If the 1990s and 2000s were the era of business applications, then the 2010s are shaping up to be the age of analytics. At least, this is what a number of vendors would have us believe.
In 2010, IBM continued to push its ‘Smart Planet’ vision, which portrays the future of business management – and society at large – as data intensive and highly analytical.
“The knowledge of the world, the flow of markets, the pulse of societies… can be turned into intelligence, because we now have the processing power and advanced analytics to make sense of it all,” said IBM CEO Sam Palmisano at the start of the year, in a speech heralding the ‘decade of smart’. “With this knowledge we can reduce cost and waste, improve efficiency and productivity, and raise the quality of everything from our products to our companies to our cities.”
Of course, the computing giant hopes that in realising this vision, businesses and governments will buy components of its ever-widening array of analytical technologies. In 2010, it added to this roster with the acquisitions of web analytics provider Coremetrics and data warehousing appliance vendor Netezza.

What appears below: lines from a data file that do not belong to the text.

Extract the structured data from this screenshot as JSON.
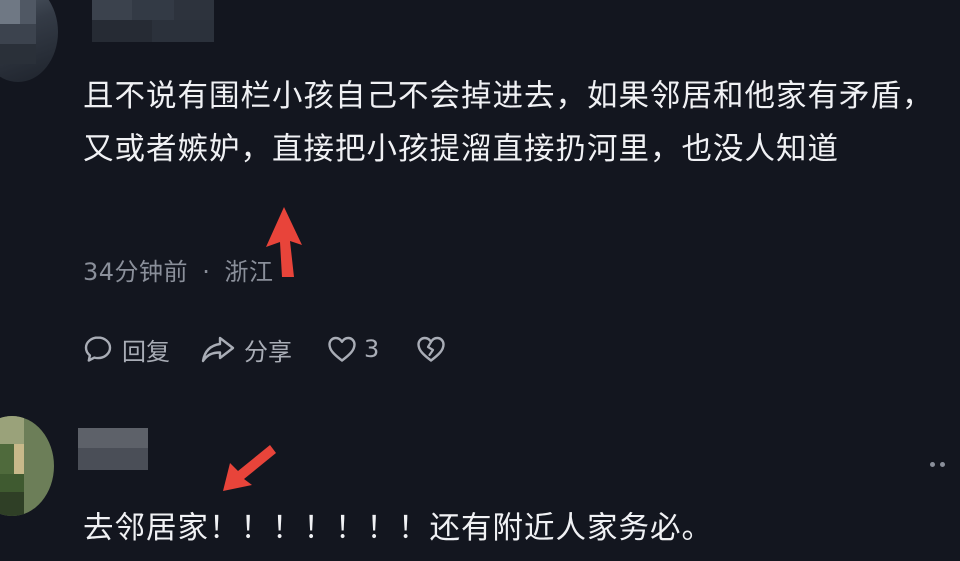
{
  "comments": [
    {
      "text": "且不说有围栏小孩自己不会掉进去，如果邻居和他家有矛盾，又或者嫉妒，直接把小孩提溜直接扔河里，也没人知道",
      "time": "34分钟前",
      "separator": "·",
      "location": "浙江",
      "actions": {
        "reply_label": "回复",
        "share_label": "分享",
        "like_count": "3"
      }
    },
    {
      "text": "去邻居家！！！！！！！还有附近人家务必。"
    }
  ],
  "colors": {
    "background": "#13161f",
    "text": "#f0f1f4",
    "meta": "#8a8f9a",
    "action": "#a9adb6",
    "annotation_arrow": "#e8443a"
  },
  "icons": {
    "reply": "speech-bubble-icon",
    "share": "share-arrow-icon",
    "like": "heart-icon",
    "dislike": "broken-heart-icon",
    "more": "more-dots-icon"
  }
}
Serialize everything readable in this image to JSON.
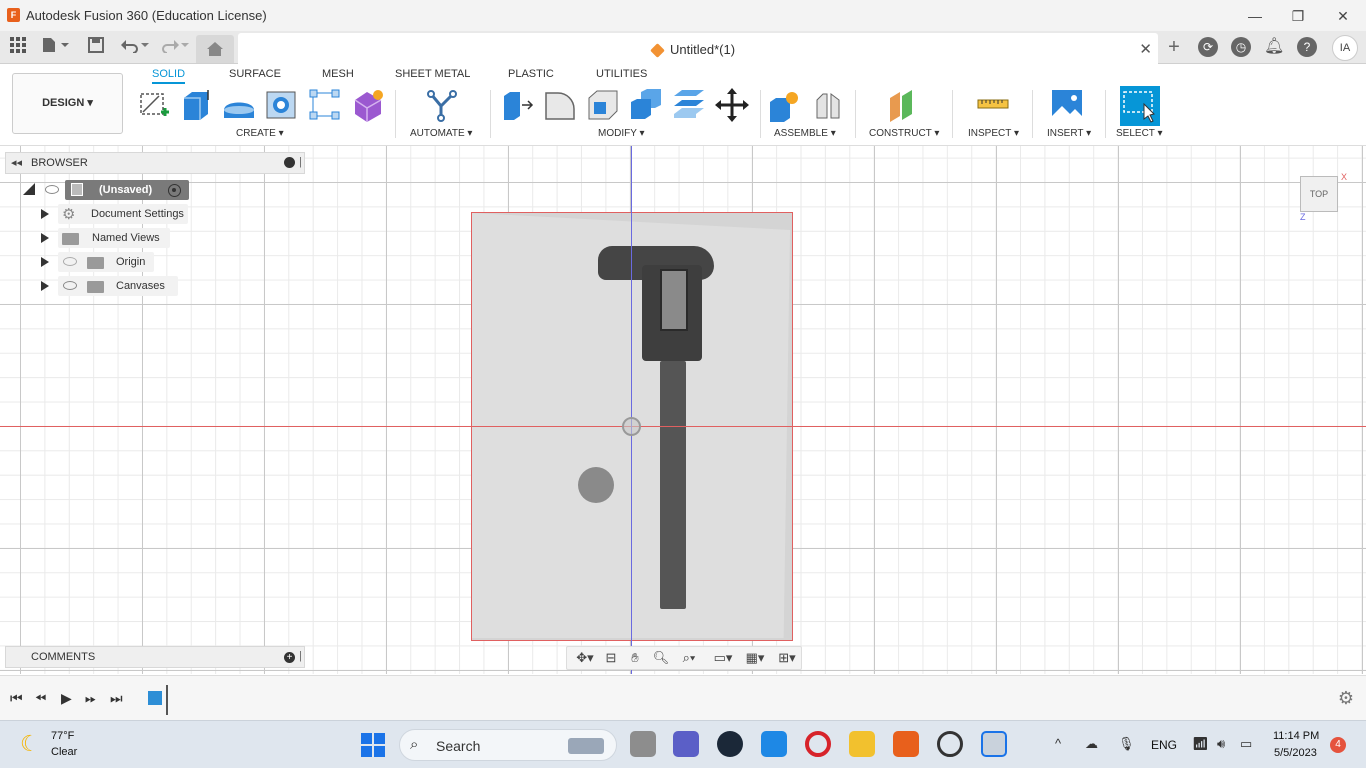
{
  "window": {
    "title": "Autodesk Fusion 360 (Education License)",
    "app_icon_letter": "F",
    "controls": {
      "minimize": "—",
      "maximize": "❐",
      "close": "✕"
    }
  },
  "quick_access": {
    "document_tab": "Untitled*(1)",
    "user_initials": "IA"
  },
  "toolbar": {
    "workspace": "DESIGN",
    "tabs": [
      "SOLID",
      "SURFACE",
      "MESH",
      "SHEET METAL",
      "PLASTIC",
      "UTILITIES"
    ],
    "active_tab": "SOLID",
    "groups": {
      "create": "CREATE",
      "automate": "AUTOMATE",
      "modify": "MODIFY",
      "assemble": "ASSEMBLE",
      "construct": "CONSTRUCT",
      "inspect": "INSPECT",
      "insert": "INSERT",
      "select": "SELECT"
    }
  },
  "browser": {
    "title": "BROWSER",
    "root": "(Unsaved)",
    "items": [
      {
        "label": "Document Settings"
      },
      {
        "label": "Named Views"
      },
      {
        "label": "Origin"
      },
      {
        "label": "Canvases"
      }
    ]
  },
  "comments": {
    "title": "COMMENTS"
  },
  "viewcube": {
    "face": "TOP",
    "x_axis": "X",
    "z_axis": "Z"
  },
  "taskbar": {
    "weather_temp": "77°F",
    "weather_cond": "Clear",
    "search": "Search",
    "lang": "ENG",
    "time": "11:14 PM",
    "date": "5/5/2023",
    "notifications": "4"
  },
  "colors": {
    "accent": "#0696d7",
    "x_axis": "#e06060",
    "y_axis": "#6a6ae0"
  }
}
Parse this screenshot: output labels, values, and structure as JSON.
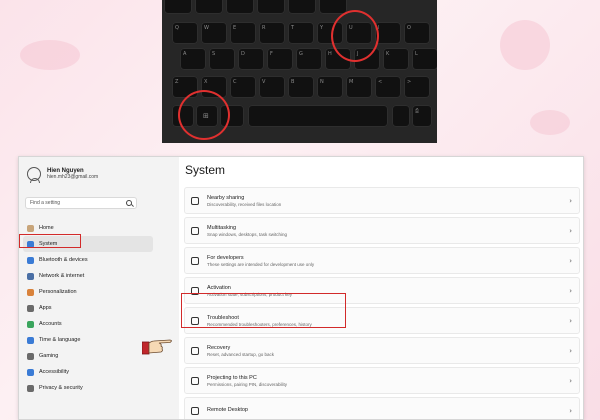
{
  "keyboard": {
    "keys_row1": [
      "3",
      "4",
      "5",
      "6",
      "7",
      "8"
    ],
    "keys_row2": [
      "Q",
      "W",
      "E",
      "R",
      "T",
      "Y",
      "U",
      "I",
      "O"
    ],
    "keys_row3": [
      "A",
      "S",
      "D",
      "F",
      "G",
      "H",
      "J",
      "K",
      "L"
    ],
    "keys_row4": [
      "Z",
      "X",
      "C",
      "V",
      "B",
      "N",
      "M",
      "<",
      ">"
    ],
    "keys_row5": [
      "",
      "⊞",
      "",
      "",
      "",
      "⎙"
    ]
  },
  "user": {
    "name": "Hien Nguyen",
    "email": "hien.mh23@gmail.com"
  },
  "search": {
    "placeholder": "Find a setting"
  },
  "nav": [
    {
      "label": "Home",
      "color": "#c8a57a"
    },
    {
      "label": "System",
      "color": "#3a7bd5",
      "active": true
    },
    {
      "label": "Bluetooth & devices",
      "color": "#3a7bd5"
    },
    {
      "label": "Network & internet",
      "color": "#4a6fa5"
    },
    {
      "label": "Personalization",
      "color": "#d9823b"
    },
    {
      "label": "Apps",
      "color": "#6a6a6a"
    },
    {
      "label": "Accounts",
      "color": "#3aa55d"
    },
    {
      "label": "Time & language",
      "color": "#3a7bd5"
    },
    {
      "label": "Gaming",
      "color": "#6a6a6a"
    },
    {
      "label": "Accessibility",
      "color": "#3a7bd5"
    },
    {
      "label": "Privacy & security",
      "color": "#6a6a6a"
    }
  ],
  "page": {
    "title": "System"
  },
  "settings": [
    {
      "title": "Nearby sharing",
      "sub": "Discoverability, received files location"
    },
    {
      "title": "Multitasking",
      "sub": "Snap windows, desktops, task switching"
    },
    {
      "title": "For developers",
      "sub": "These settings are intended for development use only"
    },
    {
      "title": "Activation",
      "sub": "Activation state, subscriptions, product key"
    },
    {
      "title": "Troubleshoot",
      "sub": "Recommended troubleshooters, preferences, history"
    },
    {
      "title": "Recovery",
      "sub": "Reset, advanced startup, go back"
    },
    {
      "title": "Projecting to this PC",
      "sub": "Permissions, pairing PIN, discoverability"
    },
    {
      "title": "Remote Desktop",
      "sub": ""
    }
  ],
  "colors": {
    "highlight": "#d22a2a",
    "accent": "#3a7bd5",
    "background": "#fbe3ea"
  }
}
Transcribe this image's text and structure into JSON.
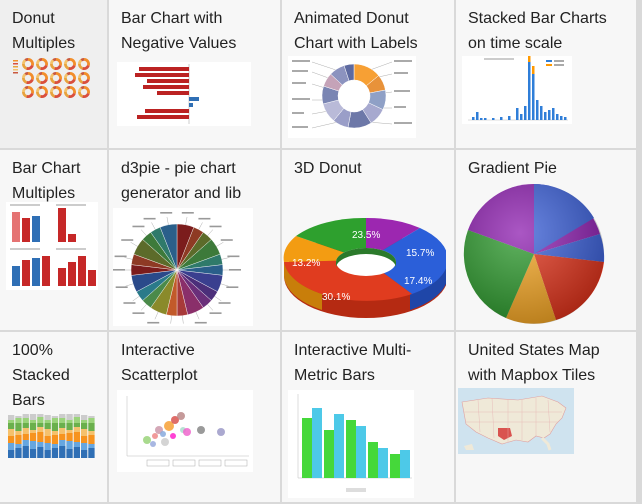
{
  "gallery": {
    "items": [
      {
        "title": "Donut Multiples"
      },
      {
        "title": "Bar Chart with Negative Values"
      },
      {
        "title": "Animated Donut Chart with Labels"
      },
      {
        "title": "Stacked Bar Charts on time scale"
      },
      {
        "title": "Bar Chart Multiples"
      },
      {
        "title": "d3pie - pie chart generator and lib"
      },
      {
        "title": "3D Donut"
      },
      {
        "title": "Gradient Pie"
      },
      {
        "title": "100% Stacked Bars"
      },
      {
        "title": "Interactive Scatterplot"
      },
      {
        "title": "Interactive Multi-Metric Bars"
      },
      {
        "title": "United States Map with Mapbox Tiles"
      }
    ]
  },
  "thumbs": {
    "donut3d": {
      "labels": [
        "23.5%",
        "15.7%",
        "13.2%",
        "17.4%",
        "30.1%"
      ],
      "colors": {
        "green": "#2ea02e",
        "purple": "#9c27b0",
        "orange": "#f39c12",
        "blue": "#2b5fd9",
        "red": "#e03c1f"
      }
    },
    "gradientPie": {
      "colors": {
        "blue": "#3a5fd8",
        "purple": "#8e1fb0",
        "red": "#e0321a",
        "orange": "#f5a623",
        "green": "#2d9a2d"
      }
    }
  }
}
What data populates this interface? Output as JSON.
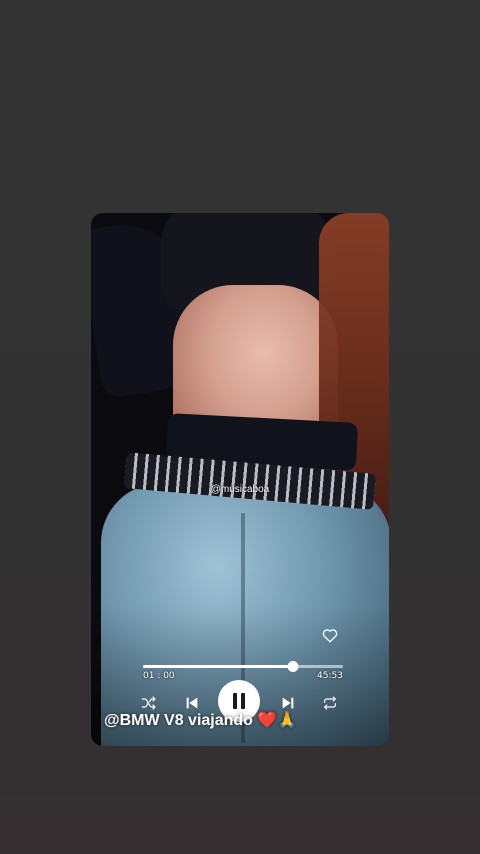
{
  "story": {
    "watermark": "@musicaboa",
    "caption_text": "@BMW V8 viajando",
    "caption_emoji_heart": "❤️",
    "caption_emoji_pray": "🙏"
  },
  "player": {
    "elapsed_time": "01 : 00",
    "total_time": "45:53",
    "progress_fraction": 0.75,
    "state": "playing",
    "liked": false
  },
  "colors": {
    "background": "#333333",
    "controls": "#ffffff",
    "heart_emoji": "#e0242e"
  },
  "icons": {
    "like": "heart-outline-icon",
    "shuffle": "shuffle-icon",
    "previous": "skip-previous-icon",
    "pause": "pause-icon",
    "next": "skip-next-icon",
    "repeat": "repeat-icon"
  }
}
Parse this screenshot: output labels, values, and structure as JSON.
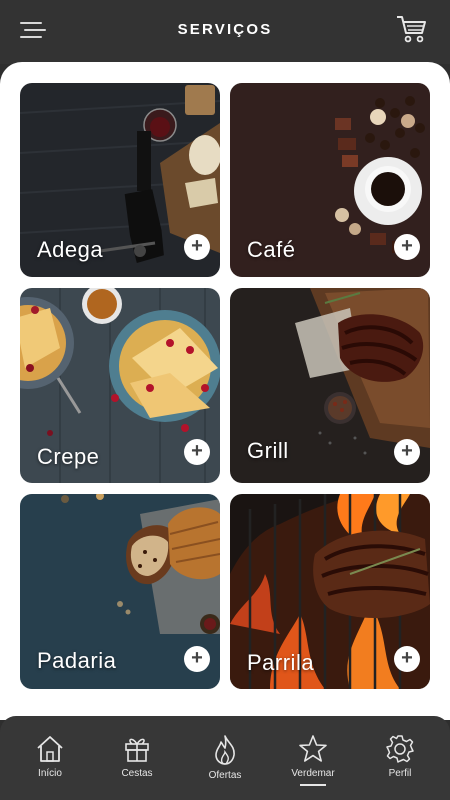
{
  "header": {
    "title": "SERVIÇOS",
    "menu_icon": "hamburger-menu-icon",
    "cart_icon": "shopping-cart-icon"
  },
  "services": [
    {
      "id": "adega",
      "label": "Adega",
      "photo": "wine-bottle-photo"
    },
    {
      "id": "cafe",
      "label": "Café",
      "photo": "coffee-cup-photo"
    },
    {
      "id": "crepe",
      "label": "Crepe",
      "photo": "crepes-plate-photo"
    },
    {
      "id": "grill",
      "label": "Grill",
      "photo": "grilled-steak-board-photo"
    },
    {
      "id": "padaria",
      "label": "Padaria",
      "photo": "bread-loaf-photo"
    },
    {
      "id": "parrila",
      "label": "Parrila",
      "photo": "steak-on-fire-grill-photo"
    }
  ],
  "add_icon": "plus-icon",
  "nav": {
    "items": [
      {
        "label": "Início",
        "icon": "home-icon"
      },
      {
        "label": "Cestas",
        "icon": "gift-icon"
      },
      {
        "label": "Ofertas",
        "icon": "flame-icon"
      },
      {
        "label": "Verdemar",
        "icon": "star-icon",
        "active": true
      },
      {
        "label": "Perfil",
        "icon": "gear-icon"
      }
    ]
  },
  "colors": {
    "header_bg": "#333333",
    "content_bg": "#ffffff",
    "nav_bg": "#373737",
    "text_light": "#ffffff"
  }
}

IBM is not the only IT giant that sees opportunity in analytics. Systems giant Oracle is pitching its Exadata appliances – built on technology it acquired along with Sun Microsystems at the start of the year – as a direct competitor to IBM’s analytics systems, while storage vendor EMC’s acquisition of data warehousing appliance vendor Greenplum in July 2010 brought that company into the fray.
Applications vendor SAP, meanwhile, announced the forthcoming release of HANA, an analytics appliance built in part on technology it achieved as part of its May acquisition of Sybase.
Appetite for data warehousing systems – which are typically used to compile all the data a business needs to analyse – is certainly growing. According to analyst company The 451 Group, the data warehousing market will increase 11.5% each year to reach a total value of $13.2 billion in 2015.
But what about the business intelligence tools that organisations use to interrogate and analyse the contents of those data warehouses?
The Effective IT Survey found that only 6.2% of respondents adopted a corporate-wide BI platform in the past year. And according to market analyst IDC’s estimates, the market for BI tools is growing at just over half the rate of the data warehouse market (as estimated by The 451 Group). The combined market for BI tools will grow 6.9% each year to reach $11.3 billion in 2014, IDC predicts.
A little more insight into the BI adoption trends can be gleaned from the recent success of open source BI software vendors. Jaspersoft, for example, was named the fastest-growing vendor in the BI space by analyst company Gartner in April 2010, while Pentaho predicted 150% growth for the year. Both companies are much smaller than the established vendors such as SAS, SAP and IBM, but BI growth for those vendors was sluggish at best.
There are a number of reasons for the success of open source BI suppliers, including the growing acceptability of open source software in the enterprise and budgetary constraints on the IT department.
But the fact that open source providers can make inroads into the market also suggests a degree of commoditisation in conventional BI technology. When there is little to separate the available options, businesses may well plump for a ‘good enough’, cheap alternative (although neither Jaspersoft nor Pentaho would describe their software as such).
On the surface of it, this view of the BI tools space as a commoditising market seems at odds with IBM’s analytics-driven vision of the future. All it really means is that the traditional model of business intelligence, in which a data warehouse supports standard reports or dashboards, is well established enough to come under price pressure from low-cost suppliers.
Beyond that traditional model, however, there are all manner of innovative analytical technologies filtering through to the mainstream that promise businesses the ability to get more insight from their data.
Some of those innovations relate to the database that supports analytics. In-memory databases, while not themselves a new development, are becoming cheaper thanks to falling component prices. BI suppliers such as QlikTech and TIBCO Spotfire, whose tools are based on in-memory databases, argue that the speed of in-memory systems allows business users to explore company data without having to forewarn the IT department that they need a specific report. Now conventional BI vendors are catching on: SAP’s HANA, for example, is based on an in-memory system.
Another field of database-level innovation is massively parallel processing. Again, MPP – in which data processing jobs are broken down into chunks and conducted in parallel – is a technology that has been around for some time. Teradata, the company that arguably originated the data warehouse appliance market, has always used MPP in its systems.
The technology has seen a recent uptick in popularity, especially among web companies, as it allows them to analyse the behaviour of individual users, rather than having to extrapolate trends from a sample.
Changes are also under way at the user-interface end of BI systems. A popular fad for infographics and data visualisation coincided in 2010 with the rise of companies such as Tableau Software, a BI vendor whose tool visualisation software was designed by the man behind 3D animator Pixar’s rendering engine. Tableau grew sales by 123% year-on-year in the third financial quarter of the year.
Meanwhile, the continued rise of social media has provided businesses with a whole new data set through which to analyse customer behaviour.
The armoury of analytical tools available to businesses now stretches far beyond the tried and tested BI infrastructure. However, that businesses have the skills, the culture and even the inclination to exploit these tools is by no means a foregone conclusion.